• _WHAT TO PRODUCE_:
Locate the line containing "What's the underlying" in the material below. Copy that line and all following lines through the end exactly, omitting any pictures.

START DATASET

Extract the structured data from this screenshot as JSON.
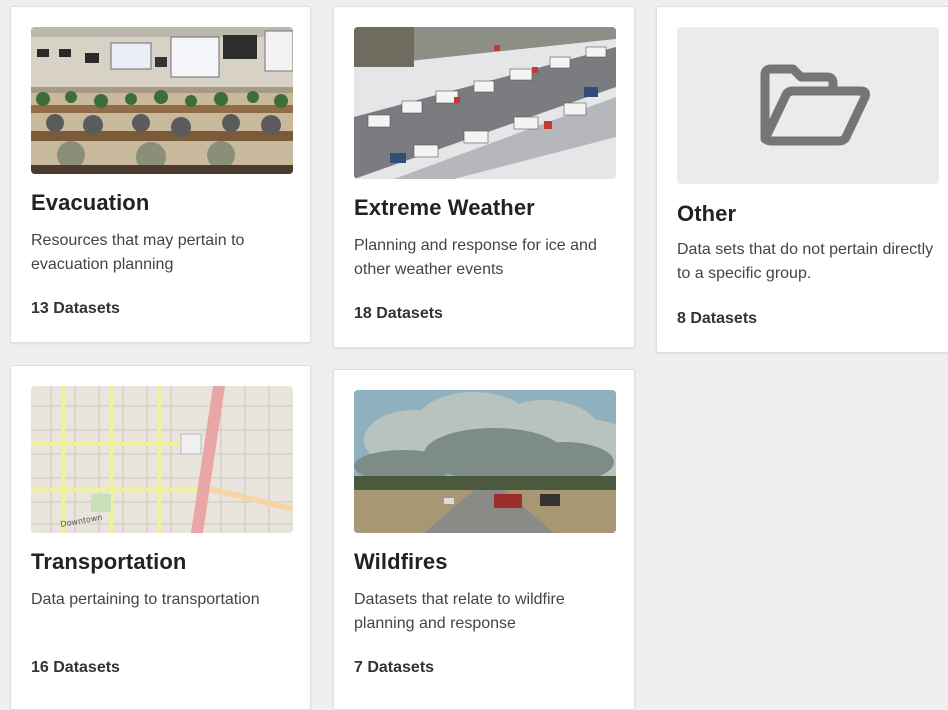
{
  "categories": [
    {
      "title": "Evacuation",
      "description": "Resources that may pertain to evacuation planning",
      "count": "13 Datasets",
      "image": "operations-center-photo"
    },
    {
      "title": "Extreme Weather",
      "description": "Planning and response for ice and other weather events",
      "count": "18 Datasets",
      "image": "icy-highway-traffic-photo"
    },
    {
      "title": "Other",
      "description": "Data sets that do not pertain directly to a specific group.",
      "count": "8 Datasets",
      "image": "folder-icon"
    },
    {
      "title": "Transportation",
      "description": "Data pertaining to transportation",
      "count": "16 Datasets",
      "image": "street-map-image"
    },
    {
      "title": "Wildfires",
      "description": "Datasets that relate to wildfire planning and response",
      "count": "7 Datasets",
      "image": "wildfire-smoke-highway-photo"
    }
  ],
  "colors": {
    "page_background": "#efefef",
    "card_background": "#ffffff",
    "folder_icon": "#757575",
    "placeholder_background": "#ebebeb"
  }
}
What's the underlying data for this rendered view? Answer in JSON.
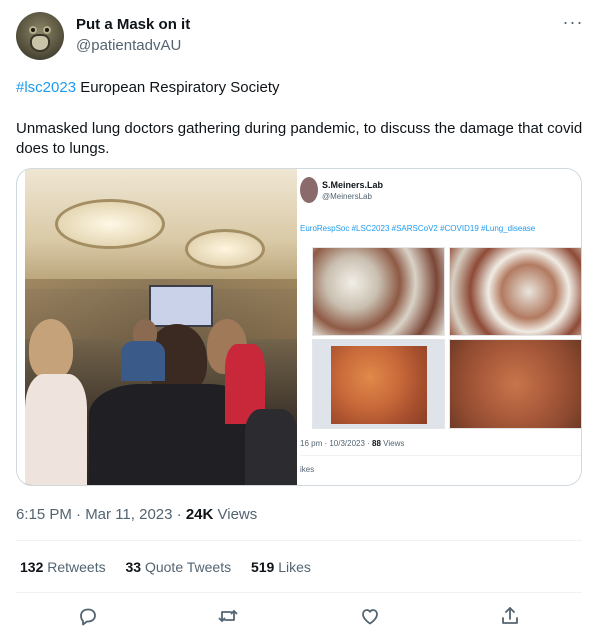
{
  "author": {
    "display_name": "Put a Mask on it",
    "handle": "@patientadvAU"
  },
  "tweet": {
    "hashtag": "#lsc2023",
    "hashtag_suffix": " European Respiratory Society",
    "text": "Unmasked lung doctors gathering during pandemic, to discuss the damage that covid does to lungs."
  },
  "embedded_post": {
    "name": "S.Meiners.Lab",
    "handle": "@MeinersLab",
    "tags": "EuroRespSoc #LSC2023 #SARSCoV2 #COVID19 #Lung_disease",
    "meta_prefix": "16 pm · 10/3/2023 · ",
    "views_count": "88",
    "views_label": " Views",
    "likes_label": "ikes"
  },
  "meta": {
    "time": "6:15 PM · Mar 11, 2023 · ",
    "views_count": "24K",
    "views_label": " Views"
  },
  "stats": {
    "retweets_count": "132",
    "retweets_label": " Retweets",
    "quotes_count": "33",
    "quotes_label": " Quote Tweets",
    "likes_count": "519",
    "likes_label": " Likes"
  },
  "icons": [
    "more-icon",
    "reply-icon",
    "retweet-icon",
    "like-icon",
    "share-icon"
  ],
  "colors": {
    "accent": "#1d9bf0",
    "secondary_text": "#536471",
    "primary_text": "#0f1419",
    "divider": "#eff3f4"
  }
}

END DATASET

• _TASK SOLUTION_:
What's the underlying data for this rendered view? Answer in JSON.
{
  "author": {
    "display_name": "Put a Mask on it",
    "handle": "@patientadvAU"
  },
  "tweet": {
    "hashtag": "#lsc2023",
    "hashtag_suffix": " European Respiratory Society",
    "text": "Unmasked lung doctors gathering during pandemic, to discuss the damage that covid does to lungs."
  },
  "embedded_post": {
    "name": "S.Meiners.Lab",
    "handle": "@MeinersLab",
    "tags": "EuroRespSoc #LSC2023 #SARSCoV2 #COVID19 #Lung_disease",
    "meta_prefix": "16 pm · 10/3/2023 · ",
    "views_count": "88",
    "views_label": " Views",
    "likes_label": "ikes"
  },
  "meta": {
    "time": "6:15 PM · Mar 11, 2023 · ",
    "views_count": "24K",
    "views_label": " Views"
  },
  "stats": {
    "retweets_count": "132",
    "retweets_label": " Retweets",
    "quotes_count": "33",
    "quotes_label": " Quote Tweets",
    "likes_count": "519",
    "likes_label": " Likes"
  },
  "icons": [
    "more-icon",
    "reply-icon",
    "retweet-icon",
    "like-icon",
    "share-icon"
  ],
  "colors": {
    "accent": "#1d9bf0",
    "secondary_text": "#536471",
    "primary_text": "#0f1419",
    "divider": "#eff3f4"
  }
}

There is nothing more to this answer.